▶ _Exercise description_: Report how many lines in the data below hold "JSON", with no other words.

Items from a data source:
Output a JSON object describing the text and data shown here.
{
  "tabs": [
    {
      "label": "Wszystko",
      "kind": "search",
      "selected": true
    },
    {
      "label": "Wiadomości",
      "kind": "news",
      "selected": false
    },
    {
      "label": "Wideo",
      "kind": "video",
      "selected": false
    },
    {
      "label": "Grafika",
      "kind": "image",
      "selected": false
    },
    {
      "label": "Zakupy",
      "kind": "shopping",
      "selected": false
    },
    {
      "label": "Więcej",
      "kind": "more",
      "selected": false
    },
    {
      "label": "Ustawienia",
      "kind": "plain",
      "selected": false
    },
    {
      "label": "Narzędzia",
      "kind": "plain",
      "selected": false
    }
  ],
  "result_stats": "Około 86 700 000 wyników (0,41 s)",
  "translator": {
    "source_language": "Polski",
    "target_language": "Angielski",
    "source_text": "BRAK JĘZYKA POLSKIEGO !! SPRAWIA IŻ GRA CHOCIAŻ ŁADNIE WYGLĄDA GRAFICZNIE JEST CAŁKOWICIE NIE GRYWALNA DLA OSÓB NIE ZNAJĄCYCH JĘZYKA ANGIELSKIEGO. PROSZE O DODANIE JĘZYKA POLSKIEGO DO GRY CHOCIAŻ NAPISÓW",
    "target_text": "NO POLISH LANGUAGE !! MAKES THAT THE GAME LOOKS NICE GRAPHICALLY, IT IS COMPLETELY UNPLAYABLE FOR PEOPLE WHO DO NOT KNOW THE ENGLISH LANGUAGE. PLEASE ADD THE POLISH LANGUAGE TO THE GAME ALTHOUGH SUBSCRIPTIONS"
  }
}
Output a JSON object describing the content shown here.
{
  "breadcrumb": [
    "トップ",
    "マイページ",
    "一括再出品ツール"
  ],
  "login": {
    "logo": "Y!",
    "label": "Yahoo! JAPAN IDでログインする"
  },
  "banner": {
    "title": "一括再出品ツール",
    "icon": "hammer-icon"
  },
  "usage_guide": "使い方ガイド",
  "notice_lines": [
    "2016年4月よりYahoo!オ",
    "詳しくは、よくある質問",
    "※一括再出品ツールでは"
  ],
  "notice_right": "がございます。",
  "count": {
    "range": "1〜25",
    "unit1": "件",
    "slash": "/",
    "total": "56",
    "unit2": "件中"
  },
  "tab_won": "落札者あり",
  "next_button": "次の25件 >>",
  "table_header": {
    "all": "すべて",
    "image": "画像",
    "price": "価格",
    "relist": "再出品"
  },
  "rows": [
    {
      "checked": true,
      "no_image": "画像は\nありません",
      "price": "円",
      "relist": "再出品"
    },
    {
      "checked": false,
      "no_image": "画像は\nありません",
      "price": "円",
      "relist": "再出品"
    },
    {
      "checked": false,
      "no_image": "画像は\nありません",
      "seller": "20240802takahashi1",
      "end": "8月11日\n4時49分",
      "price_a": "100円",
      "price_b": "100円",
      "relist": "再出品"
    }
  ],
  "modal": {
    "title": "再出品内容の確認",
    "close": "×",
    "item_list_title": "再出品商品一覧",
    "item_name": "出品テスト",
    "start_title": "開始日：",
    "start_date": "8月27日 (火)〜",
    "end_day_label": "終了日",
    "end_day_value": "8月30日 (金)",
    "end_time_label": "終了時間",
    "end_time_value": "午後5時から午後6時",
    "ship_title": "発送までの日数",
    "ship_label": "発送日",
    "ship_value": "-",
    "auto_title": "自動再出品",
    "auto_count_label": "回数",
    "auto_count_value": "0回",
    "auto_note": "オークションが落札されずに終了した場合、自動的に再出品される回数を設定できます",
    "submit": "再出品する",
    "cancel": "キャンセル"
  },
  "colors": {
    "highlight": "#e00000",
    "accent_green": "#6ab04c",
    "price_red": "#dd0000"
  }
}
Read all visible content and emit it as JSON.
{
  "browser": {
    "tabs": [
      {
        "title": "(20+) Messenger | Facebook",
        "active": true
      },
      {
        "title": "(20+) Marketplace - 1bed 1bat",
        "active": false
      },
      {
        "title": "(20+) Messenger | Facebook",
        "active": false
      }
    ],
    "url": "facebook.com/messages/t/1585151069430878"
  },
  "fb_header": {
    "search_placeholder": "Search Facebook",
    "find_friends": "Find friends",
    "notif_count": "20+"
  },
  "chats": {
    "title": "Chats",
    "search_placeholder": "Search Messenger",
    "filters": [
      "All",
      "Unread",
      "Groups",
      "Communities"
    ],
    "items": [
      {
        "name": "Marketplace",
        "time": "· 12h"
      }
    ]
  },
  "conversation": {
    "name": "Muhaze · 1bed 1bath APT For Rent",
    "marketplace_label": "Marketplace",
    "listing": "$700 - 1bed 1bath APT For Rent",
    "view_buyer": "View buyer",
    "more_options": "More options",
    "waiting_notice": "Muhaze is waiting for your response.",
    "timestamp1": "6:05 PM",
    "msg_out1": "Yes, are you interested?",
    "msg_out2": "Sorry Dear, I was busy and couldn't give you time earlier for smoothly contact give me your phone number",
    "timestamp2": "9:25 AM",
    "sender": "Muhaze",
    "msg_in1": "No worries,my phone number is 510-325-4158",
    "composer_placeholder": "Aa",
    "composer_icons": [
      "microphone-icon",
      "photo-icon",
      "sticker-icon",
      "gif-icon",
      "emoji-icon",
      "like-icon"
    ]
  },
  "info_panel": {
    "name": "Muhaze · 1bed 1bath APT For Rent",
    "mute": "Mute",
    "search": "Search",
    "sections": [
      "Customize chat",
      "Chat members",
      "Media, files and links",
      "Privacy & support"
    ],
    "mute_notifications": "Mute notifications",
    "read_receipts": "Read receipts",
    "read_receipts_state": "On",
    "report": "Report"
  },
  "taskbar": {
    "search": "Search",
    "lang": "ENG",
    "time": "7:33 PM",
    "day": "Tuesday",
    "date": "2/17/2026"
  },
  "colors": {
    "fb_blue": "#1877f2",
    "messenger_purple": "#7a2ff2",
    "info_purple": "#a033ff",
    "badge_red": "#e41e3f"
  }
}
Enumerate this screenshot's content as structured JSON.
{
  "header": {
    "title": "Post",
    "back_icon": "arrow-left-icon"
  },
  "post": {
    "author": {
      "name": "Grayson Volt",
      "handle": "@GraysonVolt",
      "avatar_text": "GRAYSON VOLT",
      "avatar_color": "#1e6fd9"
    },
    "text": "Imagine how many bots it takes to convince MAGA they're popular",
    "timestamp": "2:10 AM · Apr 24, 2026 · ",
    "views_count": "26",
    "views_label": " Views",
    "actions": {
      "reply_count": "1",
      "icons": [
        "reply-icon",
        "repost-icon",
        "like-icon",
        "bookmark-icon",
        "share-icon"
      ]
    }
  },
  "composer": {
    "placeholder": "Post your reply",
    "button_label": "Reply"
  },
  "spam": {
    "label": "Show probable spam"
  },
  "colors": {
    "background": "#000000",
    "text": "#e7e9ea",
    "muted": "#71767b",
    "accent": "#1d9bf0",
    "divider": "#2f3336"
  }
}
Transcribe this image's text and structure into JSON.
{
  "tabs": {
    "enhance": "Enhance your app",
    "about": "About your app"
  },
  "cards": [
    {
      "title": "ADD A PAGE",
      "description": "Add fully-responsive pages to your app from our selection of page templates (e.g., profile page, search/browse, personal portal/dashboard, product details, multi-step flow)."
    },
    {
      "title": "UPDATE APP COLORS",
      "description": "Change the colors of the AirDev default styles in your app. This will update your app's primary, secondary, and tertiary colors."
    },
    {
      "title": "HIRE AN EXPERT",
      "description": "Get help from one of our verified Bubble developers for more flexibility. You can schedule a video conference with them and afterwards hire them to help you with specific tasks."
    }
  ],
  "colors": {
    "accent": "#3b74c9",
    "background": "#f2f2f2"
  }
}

▶ _Exercise output_: 5